--- START ---

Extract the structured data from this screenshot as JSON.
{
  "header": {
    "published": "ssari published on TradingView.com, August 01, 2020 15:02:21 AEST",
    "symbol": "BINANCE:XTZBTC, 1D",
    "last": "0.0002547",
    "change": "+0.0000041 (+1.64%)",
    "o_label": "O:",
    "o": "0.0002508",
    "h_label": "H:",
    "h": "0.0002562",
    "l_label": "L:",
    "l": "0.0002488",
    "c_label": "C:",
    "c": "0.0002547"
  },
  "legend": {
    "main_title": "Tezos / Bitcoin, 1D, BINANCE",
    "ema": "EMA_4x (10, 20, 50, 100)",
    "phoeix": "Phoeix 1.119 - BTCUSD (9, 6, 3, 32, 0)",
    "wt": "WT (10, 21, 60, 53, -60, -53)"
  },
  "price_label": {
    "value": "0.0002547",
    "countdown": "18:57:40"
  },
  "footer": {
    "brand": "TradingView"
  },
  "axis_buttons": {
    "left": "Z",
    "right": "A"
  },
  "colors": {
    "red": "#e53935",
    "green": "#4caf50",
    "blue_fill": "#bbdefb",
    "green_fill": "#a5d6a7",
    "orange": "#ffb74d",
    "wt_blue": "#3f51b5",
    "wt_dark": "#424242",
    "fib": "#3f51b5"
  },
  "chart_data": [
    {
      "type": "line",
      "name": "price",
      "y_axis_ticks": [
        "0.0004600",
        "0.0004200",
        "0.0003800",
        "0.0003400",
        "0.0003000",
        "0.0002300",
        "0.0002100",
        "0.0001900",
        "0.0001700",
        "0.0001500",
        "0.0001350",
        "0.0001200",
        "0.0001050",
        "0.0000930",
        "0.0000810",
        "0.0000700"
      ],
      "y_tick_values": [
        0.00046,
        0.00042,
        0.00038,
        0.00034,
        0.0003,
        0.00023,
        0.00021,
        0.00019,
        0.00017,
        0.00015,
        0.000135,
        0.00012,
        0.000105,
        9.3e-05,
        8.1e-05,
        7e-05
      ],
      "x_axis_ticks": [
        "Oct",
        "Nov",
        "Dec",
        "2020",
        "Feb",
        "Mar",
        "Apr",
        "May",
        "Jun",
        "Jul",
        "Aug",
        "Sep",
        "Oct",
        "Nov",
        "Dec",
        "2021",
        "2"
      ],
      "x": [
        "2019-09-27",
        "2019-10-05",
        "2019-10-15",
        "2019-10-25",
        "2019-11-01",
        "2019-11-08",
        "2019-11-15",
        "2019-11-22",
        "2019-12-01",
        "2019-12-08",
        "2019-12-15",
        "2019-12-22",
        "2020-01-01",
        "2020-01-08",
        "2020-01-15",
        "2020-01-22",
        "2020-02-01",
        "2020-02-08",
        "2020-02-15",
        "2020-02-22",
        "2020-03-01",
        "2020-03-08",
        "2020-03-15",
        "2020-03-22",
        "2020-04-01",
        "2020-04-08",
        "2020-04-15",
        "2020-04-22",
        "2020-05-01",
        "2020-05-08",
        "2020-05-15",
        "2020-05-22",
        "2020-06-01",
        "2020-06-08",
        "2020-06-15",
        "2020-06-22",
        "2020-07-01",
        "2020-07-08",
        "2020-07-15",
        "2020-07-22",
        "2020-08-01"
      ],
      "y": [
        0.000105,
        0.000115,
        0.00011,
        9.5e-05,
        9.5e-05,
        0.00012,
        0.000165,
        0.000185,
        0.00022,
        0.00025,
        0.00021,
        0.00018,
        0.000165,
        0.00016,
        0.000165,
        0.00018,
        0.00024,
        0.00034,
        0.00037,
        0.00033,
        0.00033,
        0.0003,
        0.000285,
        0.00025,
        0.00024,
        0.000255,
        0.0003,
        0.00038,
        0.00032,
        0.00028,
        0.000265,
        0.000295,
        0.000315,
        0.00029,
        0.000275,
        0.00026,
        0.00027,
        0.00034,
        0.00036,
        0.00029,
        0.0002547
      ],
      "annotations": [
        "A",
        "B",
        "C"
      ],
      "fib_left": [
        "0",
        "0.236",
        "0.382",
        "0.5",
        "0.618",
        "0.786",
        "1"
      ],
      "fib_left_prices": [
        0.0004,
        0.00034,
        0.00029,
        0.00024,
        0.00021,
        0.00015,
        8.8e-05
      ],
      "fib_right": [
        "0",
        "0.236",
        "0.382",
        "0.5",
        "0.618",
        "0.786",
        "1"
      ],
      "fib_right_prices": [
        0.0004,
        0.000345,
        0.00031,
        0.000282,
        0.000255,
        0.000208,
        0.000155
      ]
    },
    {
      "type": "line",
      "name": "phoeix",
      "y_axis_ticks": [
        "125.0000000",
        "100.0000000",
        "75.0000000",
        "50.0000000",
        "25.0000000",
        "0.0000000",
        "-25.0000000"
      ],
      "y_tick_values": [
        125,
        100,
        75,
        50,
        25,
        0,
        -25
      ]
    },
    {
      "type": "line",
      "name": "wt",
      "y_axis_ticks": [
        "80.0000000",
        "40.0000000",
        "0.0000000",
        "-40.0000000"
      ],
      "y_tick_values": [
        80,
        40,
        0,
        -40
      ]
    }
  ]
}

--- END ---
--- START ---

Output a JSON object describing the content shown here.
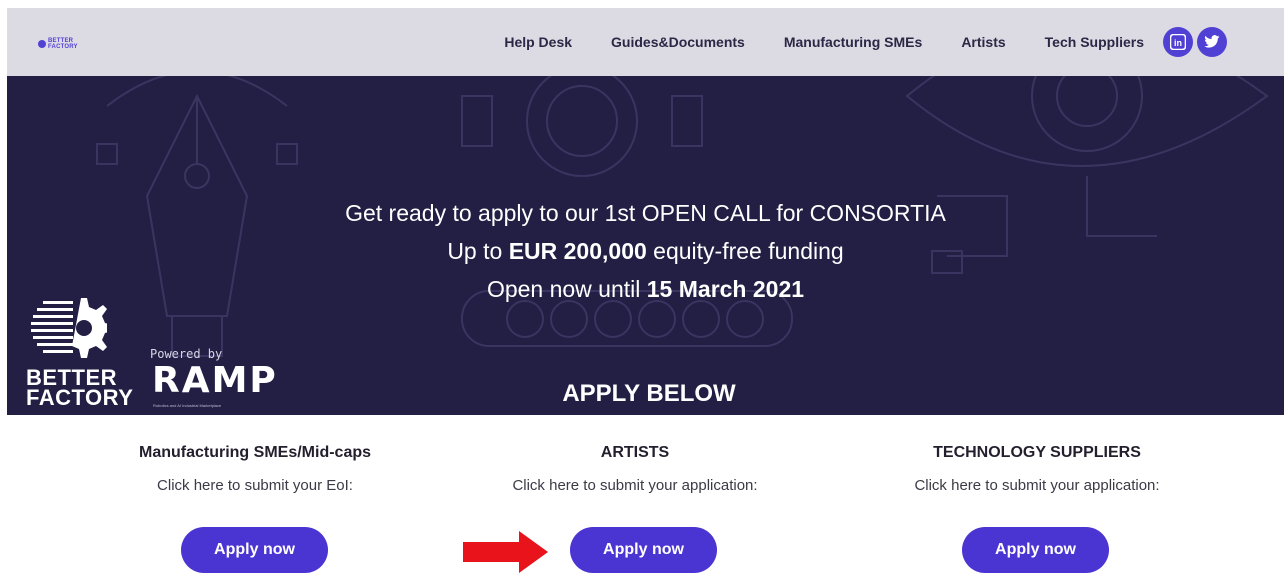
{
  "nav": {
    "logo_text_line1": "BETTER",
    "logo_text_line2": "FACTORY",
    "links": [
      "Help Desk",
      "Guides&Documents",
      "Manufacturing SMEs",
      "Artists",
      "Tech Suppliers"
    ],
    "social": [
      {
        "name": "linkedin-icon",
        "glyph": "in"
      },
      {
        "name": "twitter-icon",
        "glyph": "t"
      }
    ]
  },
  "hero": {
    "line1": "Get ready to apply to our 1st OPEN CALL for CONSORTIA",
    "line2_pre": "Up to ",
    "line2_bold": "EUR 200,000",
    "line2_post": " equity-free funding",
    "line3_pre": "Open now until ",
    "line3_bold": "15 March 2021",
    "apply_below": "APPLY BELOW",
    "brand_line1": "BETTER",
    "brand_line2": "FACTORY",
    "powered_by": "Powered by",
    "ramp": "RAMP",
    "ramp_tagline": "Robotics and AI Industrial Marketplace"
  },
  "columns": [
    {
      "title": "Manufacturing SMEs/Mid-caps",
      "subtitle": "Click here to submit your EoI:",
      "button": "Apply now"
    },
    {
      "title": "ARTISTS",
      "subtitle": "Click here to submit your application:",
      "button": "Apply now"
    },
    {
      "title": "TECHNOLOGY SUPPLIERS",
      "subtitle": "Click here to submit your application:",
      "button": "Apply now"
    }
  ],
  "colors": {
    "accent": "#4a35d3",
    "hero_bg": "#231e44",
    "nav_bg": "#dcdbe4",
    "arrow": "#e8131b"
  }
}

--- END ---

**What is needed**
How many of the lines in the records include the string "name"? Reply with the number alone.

**Completed exercise**
5